LTJ
criterioncorner:

L’AVVENTURA (dir. Michelangelo Antonioni) 1960
Poster designed by Jan Lenica (1928 - 2001)
the latest installment of Adrian Curry’s great “movie of the week” column over at Mubi.com focuses on those fancy Quay brothers, and — in exploring their influences — lists several of their favorite Polish movie posters. framed prints of the posters occupy an entire corner of the Quay brothers’ new exhibition at MoMA, which opens on Sunday and runs through January 7, 2013. 
here’s Curry on Lenica: 
“Another huge influence on the Quays, if not the biggest of all, was Jan Lenica (1928-2001). Lenica was a renowned poster designer who, in 1957, in collaboration with fellow graphiste Walerian Borowczyk (sadly not represented in the show), turned to animation. According to Michael Brooke in the booklet for Zeitgeist Films’ DVD collection of the Quays’ short films (which, full disclosure, I was the design director of, Zeitgeist having been the American distributor of the Quays for the past twenty years), Lenica’s “cut-out animation was a major influence on the Quays’ early art-school projects.” A fellow emigré, like the Quays, he lived from 1963 to 1986 in France and from 1987 onwards in Berlin. (None of Lenica’s film work is available on DVD in the States, shamefully, but a number can be seen on YouTube, including a top quality transfer of his 1963 totalitarian satire Labyrinth.)”

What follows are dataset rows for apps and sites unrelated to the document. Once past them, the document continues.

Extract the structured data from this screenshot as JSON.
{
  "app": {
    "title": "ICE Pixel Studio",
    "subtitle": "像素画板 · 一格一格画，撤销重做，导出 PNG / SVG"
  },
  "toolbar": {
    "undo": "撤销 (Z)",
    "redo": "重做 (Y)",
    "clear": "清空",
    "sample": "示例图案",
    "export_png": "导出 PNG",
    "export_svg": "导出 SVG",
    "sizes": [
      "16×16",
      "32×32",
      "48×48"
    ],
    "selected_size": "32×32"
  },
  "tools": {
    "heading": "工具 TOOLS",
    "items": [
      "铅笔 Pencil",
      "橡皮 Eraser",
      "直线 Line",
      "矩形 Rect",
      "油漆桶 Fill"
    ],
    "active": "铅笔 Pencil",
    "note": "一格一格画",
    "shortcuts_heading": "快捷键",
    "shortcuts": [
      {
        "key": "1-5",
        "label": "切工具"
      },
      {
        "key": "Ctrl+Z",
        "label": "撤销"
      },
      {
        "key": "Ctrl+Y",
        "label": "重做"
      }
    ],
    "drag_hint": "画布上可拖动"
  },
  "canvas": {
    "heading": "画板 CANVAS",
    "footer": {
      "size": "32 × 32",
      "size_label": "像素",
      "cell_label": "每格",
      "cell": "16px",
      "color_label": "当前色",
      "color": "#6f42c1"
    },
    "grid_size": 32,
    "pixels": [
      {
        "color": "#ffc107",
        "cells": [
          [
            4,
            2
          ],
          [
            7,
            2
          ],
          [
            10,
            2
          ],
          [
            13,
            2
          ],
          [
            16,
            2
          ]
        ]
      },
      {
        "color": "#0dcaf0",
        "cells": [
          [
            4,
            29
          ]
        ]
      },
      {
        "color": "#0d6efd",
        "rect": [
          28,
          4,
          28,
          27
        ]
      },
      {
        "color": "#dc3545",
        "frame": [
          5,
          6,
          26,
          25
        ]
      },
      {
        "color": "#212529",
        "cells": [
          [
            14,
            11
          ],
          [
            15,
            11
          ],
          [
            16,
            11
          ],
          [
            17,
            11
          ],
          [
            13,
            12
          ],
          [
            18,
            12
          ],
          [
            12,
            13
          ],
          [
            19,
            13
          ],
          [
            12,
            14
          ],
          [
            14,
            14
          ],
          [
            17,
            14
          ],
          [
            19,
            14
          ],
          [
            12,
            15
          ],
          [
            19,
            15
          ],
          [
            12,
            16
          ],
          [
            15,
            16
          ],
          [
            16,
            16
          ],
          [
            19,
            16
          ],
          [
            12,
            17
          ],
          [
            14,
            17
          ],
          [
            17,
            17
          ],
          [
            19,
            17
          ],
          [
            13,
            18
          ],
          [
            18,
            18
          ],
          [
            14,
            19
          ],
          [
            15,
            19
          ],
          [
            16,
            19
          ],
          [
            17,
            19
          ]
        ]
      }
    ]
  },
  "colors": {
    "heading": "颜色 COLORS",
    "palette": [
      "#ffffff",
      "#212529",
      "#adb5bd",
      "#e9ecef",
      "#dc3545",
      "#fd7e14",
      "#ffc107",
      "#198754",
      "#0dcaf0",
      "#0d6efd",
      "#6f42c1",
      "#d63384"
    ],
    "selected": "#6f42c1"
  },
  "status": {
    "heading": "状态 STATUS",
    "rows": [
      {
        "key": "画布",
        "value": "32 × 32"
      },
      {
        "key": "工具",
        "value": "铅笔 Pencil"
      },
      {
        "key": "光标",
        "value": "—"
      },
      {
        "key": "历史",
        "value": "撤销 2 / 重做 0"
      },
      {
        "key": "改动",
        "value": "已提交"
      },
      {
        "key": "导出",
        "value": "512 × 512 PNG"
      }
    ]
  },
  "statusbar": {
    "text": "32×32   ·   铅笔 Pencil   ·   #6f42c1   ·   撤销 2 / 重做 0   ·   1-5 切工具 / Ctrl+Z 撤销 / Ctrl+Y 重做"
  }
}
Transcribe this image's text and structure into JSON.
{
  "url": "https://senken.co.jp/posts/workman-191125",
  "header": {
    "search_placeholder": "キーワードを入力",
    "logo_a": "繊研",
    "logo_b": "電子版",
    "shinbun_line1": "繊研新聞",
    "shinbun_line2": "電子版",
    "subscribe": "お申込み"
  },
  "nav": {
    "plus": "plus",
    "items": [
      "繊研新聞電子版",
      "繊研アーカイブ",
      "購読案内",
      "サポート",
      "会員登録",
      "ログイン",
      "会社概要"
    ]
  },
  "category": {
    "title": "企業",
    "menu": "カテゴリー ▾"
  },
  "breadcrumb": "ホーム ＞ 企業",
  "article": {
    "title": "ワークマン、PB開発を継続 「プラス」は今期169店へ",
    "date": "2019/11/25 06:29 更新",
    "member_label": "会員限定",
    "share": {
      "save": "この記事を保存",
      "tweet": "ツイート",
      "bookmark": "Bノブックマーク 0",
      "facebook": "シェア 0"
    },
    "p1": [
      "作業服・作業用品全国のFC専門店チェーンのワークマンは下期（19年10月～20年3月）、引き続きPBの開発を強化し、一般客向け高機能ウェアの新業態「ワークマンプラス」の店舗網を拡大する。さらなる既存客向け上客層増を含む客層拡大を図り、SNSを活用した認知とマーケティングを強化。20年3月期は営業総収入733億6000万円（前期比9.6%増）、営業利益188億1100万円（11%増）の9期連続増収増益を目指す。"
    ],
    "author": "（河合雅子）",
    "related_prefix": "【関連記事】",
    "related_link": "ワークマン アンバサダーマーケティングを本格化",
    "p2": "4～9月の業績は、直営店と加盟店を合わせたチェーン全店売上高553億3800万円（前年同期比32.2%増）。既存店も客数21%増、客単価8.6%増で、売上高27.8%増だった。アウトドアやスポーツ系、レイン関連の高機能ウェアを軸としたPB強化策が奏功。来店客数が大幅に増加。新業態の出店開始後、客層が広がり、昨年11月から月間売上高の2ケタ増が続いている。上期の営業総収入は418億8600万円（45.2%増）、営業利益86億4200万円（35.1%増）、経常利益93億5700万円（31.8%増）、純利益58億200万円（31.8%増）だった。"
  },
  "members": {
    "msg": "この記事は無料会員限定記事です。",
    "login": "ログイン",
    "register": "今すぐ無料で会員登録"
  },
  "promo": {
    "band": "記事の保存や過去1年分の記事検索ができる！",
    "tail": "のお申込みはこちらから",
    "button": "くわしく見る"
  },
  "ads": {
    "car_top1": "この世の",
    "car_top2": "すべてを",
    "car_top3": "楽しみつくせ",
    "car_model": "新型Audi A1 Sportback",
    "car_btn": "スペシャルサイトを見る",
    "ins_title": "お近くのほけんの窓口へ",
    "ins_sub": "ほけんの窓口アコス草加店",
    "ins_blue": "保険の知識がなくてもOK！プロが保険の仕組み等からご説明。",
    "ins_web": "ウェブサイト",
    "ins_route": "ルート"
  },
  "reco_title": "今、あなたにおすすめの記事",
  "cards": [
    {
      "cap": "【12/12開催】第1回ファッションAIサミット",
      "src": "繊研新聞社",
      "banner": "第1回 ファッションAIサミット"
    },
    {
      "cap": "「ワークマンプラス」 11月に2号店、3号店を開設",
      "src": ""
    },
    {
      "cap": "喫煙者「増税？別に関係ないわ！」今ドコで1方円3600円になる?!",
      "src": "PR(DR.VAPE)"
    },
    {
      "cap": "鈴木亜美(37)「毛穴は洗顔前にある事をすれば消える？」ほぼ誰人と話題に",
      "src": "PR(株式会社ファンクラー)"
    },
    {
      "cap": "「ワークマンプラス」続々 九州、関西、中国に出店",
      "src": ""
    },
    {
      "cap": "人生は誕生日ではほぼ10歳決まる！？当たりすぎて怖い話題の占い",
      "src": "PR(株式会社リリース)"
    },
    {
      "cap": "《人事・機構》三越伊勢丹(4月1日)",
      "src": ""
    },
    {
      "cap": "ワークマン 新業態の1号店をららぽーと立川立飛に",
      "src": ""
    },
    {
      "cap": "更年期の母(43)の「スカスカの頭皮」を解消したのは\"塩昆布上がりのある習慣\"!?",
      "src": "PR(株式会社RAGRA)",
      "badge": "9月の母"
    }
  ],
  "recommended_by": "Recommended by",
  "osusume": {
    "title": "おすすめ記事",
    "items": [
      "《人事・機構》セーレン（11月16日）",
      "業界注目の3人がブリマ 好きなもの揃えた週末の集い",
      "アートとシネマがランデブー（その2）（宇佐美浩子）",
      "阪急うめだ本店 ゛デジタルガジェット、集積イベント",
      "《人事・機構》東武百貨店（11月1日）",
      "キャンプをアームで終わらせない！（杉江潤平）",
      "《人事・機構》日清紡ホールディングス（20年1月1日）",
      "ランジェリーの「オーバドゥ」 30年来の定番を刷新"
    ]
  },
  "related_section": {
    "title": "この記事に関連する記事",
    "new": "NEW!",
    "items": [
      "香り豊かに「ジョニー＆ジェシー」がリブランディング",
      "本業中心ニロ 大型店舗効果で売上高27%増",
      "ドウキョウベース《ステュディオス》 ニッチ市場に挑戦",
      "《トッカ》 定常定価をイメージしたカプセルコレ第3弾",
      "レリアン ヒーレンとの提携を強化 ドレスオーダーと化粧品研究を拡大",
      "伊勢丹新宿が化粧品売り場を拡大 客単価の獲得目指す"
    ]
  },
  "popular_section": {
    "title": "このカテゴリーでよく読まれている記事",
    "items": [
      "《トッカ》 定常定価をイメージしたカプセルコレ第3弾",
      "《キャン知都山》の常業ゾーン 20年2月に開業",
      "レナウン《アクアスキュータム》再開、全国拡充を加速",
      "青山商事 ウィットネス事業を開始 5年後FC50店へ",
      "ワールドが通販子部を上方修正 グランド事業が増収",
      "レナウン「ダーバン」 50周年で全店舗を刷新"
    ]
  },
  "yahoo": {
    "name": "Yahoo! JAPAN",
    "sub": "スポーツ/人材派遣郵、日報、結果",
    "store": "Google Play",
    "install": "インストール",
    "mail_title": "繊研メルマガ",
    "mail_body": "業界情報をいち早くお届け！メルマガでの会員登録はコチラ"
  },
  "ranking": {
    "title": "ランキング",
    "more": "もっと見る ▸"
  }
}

criterioncorner:

L’AVVENTURA (dir. Michelangelo Antonioni) 1960

Poster designed by Jan Lenica (1928 - 2001)

the latest installment of Adrian Curry’s great “movie of the week” column over at Mubi.com focuses on those fancy Quay brothers, and — in exploring their influences — lists several of their favorite Polish movie posters. framed prints of the posters occupy an entire corner of the Quay brothers’ new exhibition at MoMA, which opens on Sunday and runs through January 7, 2013. 

here’s Curry on Lenica: 

“Another huge influence on the Quays, if not the biggest of all, was Jan Lenica (1928-2001). Lenica was a renowned poster designer who, in 1957, in collaboration with fellow graphiste Walerian Borowczyk (sadly not represented in the show), turned to animation. According to Michael Brooke in the booklet for Zeitgeist Films’ DVD collection of the Quays’ short films (which, full disclosure, I was the design director of, Zeitgeist having been the American distributor of the Quays for the past twenty years), Lenica’s “cut-out animation was a major influence on the Quays’ early art-school projects.” A fellow emigré, like the Quays, he lived from 1963 to 1986 in France and from 1987 onwards in Berlin. (None of Lenica’s film work is available on DVD in the States, shamefully, but a number can be seen on YouTube, including a top quality transfer of his 1963 totalitarian satire Labyrinth.)”